It was wonderful to see Hannah (who has, for most of the show, played a willing if confused partner to the not at all sexually generous Adam) take charge of her sexual experience and insist that Joshua “make [her] come” instead of doling out the blowjob he was, if not expecting, then certainly hoping for. And it was even more astounding to see him comply, the scene shot in an unwavering zoom on their faces.

In a far less infuriating recap of the episode than Slate's Statler & Waldorf efforts, The New Yorker's Emily Nussbaum nailed (as it were) why the sex felt so important: “This short, potent sequence was a departure from any sex we've seen so far on Girls, because it wasn't played for laughs. It stood in contrast with the first-season scene of Marnie rolling her eyes at her attentive boyfriend, and also with the second-season scene of Marnie getting slammed into the starfish position by a pretentious, detached lover (and maybe enjoying the novelty, since he demands nothing). In fact, the Hannah/Josh scene was so intimate that it felt invasive: raw and odd and tender.”

And, incredible though it may seem to some, raw and odd and tender intimacy sometimes happens between people who don't appear - on the surface of it - to be well suited, either because of age, social standing or any number of other variables.

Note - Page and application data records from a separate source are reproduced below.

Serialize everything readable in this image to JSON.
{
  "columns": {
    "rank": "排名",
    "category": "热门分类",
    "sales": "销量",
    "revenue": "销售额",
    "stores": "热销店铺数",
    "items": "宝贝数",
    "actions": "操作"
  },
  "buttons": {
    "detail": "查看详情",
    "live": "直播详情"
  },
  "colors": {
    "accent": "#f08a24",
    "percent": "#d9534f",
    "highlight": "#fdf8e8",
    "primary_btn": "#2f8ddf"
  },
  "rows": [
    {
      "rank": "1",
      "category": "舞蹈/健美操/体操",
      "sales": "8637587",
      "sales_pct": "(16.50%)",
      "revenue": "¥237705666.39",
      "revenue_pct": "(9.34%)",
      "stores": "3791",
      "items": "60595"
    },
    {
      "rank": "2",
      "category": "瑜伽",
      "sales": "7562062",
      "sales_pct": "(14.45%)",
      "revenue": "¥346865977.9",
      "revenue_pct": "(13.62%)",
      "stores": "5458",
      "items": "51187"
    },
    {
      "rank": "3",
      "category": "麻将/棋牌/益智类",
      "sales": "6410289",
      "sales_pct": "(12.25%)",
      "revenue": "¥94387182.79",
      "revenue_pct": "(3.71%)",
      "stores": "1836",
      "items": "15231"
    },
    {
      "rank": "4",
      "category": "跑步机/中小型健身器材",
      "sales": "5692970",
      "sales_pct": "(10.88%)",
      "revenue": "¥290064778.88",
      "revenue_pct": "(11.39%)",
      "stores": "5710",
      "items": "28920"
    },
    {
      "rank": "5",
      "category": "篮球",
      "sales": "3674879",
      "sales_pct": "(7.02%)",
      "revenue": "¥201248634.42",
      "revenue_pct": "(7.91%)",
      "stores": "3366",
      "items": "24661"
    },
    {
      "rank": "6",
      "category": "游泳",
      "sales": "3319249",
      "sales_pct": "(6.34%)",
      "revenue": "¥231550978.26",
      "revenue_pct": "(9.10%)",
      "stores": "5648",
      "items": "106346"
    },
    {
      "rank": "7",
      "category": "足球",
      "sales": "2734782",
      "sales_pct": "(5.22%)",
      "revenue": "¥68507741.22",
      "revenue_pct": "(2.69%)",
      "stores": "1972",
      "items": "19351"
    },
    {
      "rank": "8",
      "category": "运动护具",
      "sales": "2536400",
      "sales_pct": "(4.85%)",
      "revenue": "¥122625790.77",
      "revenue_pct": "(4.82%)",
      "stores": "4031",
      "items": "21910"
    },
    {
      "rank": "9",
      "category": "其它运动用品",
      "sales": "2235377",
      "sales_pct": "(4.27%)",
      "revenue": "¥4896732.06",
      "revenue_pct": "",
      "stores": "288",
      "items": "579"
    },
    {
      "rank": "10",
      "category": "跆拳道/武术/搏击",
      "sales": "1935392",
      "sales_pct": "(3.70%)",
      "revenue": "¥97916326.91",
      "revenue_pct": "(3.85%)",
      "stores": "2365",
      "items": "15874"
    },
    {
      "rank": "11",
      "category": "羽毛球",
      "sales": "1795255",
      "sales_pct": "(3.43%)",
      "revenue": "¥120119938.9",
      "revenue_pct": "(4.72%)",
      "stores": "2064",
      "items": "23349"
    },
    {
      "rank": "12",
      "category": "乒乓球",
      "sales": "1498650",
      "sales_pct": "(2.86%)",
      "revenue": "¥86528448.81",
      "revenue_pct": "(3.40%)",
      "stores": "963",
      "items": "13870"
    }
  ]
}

For me, the most stunning moment of “One Man's Trash” was when - after an idyllic few days with Joshua - Hannah finally realised what she wanted, but could only wrap the realisation in shame: “Please don't tell anyone this, but I want to be happy.” And then, even more devastatingly, as Slate's Hannah Rosin said, the moment where reality sets in and Hannah becomes the young woman we're used to - selfish yet lacking self-awareness - and Joshua “has to set his face to pretend that he isn't noticing or isn't disappointed that she has turned psycho”.

In other words, the sudden realisation - for both of them - that the dream weekend is over.

But the mere fact that Hannah doesn't look like Charlize Theron doesn't mean her dream weekend was “just a dream”. Everybody deserves pleasure, to be admired, and real intimacy - no matter what they look like.